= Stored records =
________

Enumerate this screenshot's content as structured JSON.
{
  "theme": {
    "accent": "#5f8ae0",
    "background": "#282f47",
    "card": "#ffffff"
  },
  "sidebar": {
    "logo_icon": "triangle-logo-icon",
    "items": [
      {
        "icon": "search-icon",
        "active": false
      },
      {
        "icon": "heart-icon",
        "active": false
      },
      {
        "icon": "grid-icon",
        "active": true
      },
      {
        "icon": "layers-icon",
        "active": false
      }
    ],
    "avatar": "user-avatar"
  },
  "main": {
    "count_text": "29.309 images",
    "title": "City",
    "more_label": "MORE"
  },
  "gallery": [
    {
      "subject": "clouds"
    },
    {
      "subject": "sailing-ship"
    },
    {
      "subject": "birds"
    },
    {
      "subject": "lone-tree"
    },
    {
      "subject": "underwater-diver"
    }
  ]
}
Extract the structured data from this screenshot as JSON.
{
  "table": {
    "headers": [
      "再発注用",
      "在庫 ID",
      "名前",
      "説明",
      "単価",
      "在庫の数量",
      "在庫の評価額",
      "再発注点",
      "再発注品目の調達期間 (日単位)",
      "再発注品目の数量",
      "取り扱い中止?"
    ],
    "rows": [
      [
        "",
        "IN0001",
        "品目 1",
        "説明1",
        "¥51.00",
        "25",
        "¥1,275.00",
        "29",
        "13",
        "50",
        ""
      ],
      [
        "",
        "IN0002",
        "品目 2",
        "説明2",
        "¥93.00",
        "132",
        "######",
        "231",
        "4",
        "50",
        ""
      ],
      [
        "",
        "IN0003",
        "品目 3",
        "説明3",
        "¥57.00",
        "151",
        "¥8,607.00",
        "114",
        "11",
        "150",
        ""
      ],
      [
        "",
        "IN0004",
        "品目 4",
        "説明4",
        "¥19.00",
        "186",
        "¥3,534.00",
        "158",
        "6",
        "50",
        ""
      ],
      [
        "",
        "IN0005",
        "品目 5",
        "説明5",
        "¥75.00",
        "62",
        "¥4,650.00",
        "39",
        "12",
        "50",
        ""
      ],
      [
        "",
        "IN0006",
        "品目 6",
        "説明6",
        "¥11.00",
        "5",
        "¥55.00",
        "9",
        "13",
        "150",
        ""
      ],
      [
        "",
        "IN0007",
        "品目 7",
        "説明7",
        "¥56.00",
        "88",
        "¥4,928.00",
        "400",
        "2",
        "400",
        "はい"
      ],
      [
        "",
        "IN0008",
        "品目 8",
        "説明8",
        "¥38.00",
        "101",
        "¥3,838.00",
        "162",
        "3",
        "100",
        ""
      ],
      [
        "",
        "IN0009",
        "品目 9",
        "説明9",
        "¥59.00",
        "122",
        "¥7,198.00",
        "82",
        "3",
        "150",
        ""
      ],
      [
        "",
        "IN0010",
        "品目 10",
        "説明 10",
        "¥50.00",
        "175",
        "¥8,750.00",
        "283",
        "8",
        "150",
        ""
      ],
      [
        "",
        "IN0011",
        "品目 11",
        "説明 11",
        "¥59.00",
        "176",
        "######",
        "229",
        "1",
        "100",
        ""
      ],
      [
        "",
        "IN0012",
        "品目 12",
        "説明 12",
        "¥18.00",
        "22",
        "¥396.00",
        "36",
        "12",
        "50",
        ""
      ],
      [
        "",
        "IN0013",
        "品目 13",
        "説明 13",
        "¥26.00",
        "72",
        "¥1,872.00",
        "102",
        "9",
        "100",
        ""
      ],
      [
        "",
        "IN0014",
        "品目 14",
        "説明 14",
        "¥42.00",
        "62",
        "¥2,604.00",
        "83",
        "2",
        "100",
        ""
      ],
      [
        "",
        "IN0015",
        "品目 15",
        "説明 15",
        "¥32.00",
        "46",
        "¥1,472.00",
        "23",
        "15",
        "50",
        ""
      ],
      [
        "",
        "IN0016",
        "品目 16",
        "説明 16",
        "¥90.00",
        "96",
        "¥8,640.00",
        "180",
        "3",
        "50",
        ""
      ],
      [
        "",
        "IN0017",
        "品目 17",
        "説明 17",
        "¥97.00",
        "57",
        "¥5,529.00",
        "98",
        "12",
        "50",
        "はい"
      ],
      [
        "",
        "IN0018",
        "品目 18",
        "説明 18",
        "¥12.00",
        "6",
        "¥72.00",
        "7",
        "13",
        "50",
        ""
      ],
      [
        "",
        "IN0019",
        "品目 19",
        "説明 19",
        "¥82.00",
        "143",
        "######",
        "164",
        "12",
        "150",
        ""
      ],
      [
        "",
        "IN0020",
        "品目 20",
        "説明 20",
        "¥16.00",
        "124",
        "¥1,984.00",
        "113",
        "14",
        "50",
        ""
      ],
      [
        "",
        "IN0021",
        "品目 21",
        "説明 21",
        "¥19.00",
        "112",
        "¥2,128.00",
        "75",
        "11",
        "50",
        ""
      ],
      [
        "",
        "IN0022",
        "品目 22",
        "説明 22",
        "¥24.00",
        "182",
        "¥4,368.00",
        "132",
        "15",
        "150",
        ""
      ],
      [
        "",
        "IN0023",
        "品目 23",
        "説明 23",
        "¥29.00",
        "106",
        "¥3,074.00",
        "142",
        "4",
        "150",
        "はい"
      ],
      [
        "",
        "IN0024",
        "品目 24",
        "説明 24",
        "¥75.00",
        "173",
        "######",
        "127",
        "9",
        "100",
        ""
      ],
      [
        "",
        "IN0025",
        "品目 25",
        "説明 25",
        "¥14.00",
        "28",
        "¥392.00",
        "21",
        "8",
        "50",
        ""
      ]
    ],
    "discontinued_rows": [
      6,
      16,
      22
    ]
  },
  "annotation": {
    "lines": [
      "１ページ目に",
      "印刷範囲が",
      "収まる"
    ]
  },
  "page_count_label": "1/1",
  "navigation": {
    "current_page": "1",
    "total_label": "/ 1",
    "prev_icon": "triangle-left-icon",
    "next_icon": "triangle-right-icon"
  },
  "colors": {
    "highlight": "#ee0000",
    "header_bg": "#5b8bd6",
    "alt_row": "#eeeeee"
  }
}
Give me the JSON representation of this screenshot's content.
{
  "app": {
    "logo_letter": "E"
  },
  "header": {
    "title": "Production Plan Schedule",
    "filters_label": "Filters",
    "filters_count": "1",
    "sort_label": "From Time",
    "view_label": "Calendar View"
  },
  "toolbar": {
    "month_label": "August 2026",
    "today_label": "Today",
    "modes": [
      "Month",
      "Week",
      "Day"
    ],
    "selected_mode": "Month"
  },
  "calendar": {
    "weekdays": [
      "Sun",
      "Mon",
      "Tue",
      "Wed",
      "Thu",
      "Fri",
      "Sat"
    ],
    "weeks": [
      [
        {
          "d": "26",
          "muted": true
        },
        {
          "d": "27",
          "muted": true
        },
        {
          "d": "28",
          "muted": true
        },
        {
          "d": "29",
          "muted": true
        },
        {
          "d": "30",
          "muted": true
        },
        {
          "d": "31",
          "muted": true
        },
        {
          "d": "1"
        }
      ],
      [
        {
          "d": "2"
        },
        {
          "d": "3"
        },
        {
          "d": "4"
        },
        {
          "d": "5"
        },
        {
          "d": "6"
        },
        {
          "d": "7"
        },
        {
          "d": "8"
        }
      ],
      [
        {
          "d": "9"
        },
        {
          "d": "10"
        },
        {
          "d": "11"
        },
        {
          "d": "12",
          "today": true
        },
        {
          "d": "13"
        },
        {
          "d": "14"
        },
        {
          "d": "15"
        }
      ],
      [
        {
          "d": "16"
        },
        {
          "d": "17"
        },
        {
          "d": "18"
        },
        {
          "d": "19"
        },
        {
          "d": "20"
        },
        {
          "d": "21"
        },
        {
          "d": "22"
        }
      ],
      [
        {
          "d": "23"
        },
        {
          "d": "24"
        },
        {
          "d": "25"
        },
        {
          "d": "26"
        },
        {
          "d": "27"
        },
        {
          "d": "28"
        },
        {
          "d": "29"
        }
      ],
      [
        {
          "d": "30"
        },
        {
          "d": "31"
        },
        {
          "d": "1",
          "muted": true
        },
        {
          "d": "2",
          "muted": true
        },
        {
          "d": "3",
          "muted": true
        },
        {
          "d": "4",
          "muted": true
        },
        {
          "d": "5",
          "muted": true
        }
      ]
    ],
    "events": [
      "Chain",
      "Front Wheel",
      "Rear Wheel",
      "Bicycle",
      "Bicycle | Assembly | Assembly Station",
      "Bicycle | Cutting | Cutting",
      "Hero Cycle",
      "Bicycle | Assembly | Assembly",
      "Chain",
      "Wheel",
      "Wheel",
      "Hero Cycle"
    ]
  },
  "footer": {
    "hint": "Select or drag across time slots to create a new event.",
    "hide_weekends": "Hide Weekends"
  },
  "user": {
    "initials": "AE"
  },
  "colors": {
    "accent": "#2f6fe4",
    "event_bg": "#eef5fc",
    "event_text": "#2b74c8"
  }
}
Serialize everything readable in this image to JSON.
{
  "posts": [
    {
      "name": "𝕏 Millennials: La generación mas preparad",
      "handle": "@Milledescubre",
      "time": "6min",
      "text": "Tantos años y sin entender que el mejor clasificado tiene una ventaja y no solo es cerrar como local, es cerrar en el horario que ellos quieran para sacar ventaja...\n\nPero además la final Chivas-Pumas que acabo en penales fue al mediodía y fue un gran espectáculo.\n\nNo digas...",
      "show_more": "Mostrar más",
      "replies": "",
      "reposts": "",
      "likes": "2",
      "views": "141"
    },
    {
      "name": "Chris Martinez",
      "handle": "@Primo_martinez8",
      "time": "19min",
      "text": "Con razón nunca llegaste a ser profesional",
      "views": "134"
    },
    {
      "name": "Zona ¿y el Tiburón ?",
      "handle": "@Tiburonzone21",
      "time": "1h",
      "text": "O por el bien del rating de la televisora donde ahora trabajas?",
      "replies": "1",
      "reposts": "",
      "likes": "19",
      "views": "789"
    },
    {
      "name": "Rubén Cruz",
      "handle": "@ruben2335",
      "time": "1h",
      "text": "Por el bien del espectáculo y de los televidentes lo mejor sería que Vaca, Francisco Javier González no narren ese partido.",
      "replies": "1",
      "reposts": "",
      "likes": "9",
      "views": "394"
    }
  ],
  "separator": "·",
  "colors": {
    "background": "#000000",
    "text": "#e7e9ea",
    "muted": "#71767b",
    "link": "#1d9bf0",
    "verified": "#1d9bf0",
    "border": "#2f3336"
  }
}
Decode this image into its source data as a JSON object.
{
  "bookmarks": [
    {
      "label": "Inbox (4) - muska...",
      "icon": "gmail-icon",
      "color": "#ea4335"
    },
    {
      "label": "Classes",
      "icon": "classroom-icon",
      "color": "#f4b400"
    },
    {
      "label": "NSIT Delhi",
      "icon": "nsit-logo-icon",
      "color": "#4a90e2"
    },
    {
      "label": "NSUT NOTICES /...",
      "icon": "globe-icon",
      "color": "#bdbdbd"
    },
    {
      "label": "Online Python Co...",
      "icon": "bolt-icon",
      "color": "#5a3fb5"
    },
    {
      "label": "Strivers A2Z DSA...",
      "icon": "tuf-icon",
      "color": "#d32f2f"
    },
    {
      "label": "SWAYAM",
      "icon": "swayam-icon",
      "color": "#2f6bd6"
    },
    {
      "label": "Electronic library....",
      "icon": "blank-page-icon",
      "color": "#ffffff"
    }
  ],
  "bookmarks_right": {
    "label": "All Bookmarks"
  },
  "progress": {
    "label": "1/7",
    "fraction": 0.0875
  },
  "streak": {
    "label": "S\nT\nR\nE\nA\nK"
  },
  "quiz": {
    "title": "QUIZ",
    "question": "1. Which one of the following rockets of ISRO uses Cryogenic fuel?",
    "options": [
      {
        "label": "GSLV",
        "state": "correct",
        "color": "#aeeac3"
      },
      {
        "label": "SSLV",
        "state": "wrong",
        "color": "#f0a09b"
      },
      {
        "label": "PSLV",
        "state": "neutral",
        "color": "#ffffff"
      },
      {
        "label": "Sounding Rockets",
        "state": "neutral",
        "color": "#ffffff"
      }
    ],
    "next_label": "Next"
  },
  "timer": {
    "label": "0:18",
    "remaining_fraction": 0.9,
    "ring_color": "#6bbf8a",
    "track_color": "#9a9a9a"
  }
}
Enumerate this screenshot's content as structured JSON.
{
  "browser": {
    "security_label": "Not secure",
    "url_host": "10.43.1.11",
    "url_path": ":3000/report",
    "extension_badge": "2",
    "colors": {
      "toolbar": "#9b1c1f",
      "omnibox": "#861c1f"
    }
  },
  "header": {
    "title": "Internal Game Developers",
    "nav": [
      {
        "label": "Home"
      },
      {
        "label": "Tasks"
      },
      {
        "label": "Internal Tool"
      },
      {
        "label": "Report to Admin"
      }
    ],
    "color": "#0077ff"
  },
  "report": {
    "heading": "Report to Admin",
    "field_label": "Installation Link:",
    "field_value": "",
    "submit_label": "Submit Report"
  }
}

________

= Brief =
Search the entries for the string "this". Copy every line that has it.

= Exercise output =
Enumerate this screenshot's content as structured JSON.
Extract the structured data from this screenshot as JSON.
Give me the JSON representation of this screenshot's content.
Serialize everything readable in this image to JSON.
Decode this image into its source data as a JSON object.
Enumerate this screenshot's content as structured JSON.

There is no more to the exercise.